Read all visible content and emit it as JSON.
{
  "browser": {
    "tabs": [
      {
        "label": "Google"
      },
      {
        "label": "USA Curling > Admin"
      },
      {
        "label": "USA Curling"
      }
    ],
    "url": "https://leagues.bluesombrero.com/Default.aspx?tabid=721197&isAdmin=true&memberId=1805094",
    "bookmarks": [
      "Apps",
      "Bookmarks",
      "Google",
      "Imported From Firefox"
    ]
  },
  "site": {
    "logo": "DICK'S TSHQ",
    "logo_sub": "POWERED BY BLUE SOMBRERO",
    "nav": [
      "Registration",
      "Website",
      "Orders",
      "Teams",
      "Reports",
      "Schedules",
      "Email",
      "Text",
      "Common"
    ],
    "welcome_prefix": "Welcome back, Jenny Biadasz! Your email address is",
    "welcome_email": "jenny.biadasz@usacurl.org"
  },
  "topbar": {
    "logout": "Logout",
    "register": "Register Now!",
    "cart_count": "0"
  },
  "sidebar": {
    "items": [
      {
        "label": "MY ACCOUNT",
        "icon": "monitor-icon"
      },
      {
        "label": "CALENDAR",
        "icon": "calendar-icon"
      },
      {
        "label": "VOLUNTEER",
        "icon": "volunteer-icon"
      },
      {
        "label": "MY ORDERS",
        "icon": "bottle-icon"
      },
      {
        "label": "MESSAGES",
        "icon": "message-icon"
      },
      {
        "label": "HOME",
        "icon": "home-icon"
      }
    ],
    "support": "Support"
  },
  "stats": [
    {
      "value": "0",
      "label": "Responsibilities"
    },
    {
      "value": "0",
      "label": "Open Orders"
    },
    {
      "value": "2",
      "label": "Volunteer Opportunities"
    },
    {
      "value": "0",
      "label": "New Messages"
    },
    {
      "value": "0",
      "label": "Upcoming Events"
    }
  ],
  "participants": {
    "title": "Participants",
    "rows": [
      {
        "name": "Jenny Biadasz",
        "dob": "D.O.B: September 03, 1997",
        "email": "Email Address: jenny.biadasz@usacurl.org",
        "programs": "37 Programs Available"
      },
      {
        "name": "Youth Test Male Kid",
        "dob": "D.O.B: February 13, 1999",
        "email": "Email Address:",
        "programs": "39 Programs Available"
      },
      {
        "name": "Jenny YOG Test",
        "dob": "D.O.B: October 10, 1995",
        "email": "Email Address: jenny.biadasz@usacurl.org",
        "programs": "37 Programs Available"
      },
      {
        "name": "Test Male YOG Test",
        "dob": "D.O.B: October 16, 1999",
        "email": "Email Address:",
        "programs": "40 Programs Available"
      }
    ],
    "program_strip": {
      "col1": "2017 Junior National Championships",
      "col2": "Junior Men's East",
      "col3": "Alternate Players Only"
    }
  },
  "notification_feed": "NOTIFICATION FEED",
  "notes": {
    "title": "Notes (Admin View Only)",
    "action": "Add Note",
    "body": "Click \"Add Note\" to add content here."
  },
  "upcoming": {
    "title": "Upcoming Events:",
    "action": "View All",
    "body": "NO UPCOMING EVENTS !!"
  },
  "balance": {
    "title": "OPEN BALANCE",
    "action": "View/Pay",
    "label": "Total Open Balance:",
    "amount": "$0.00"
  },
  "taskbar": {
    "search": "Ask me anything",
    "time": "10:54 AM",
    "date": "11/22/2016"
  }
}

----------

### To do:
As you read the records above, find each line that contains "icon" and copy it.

### Finished exercise:
        "icon": "monitor-icon"
        "icon": "calendar-icon"
        "icon": "volunteer-icon"
        "icon": "bottle-icon"
        "icon": "message-icon"
        "icon": "home-icon"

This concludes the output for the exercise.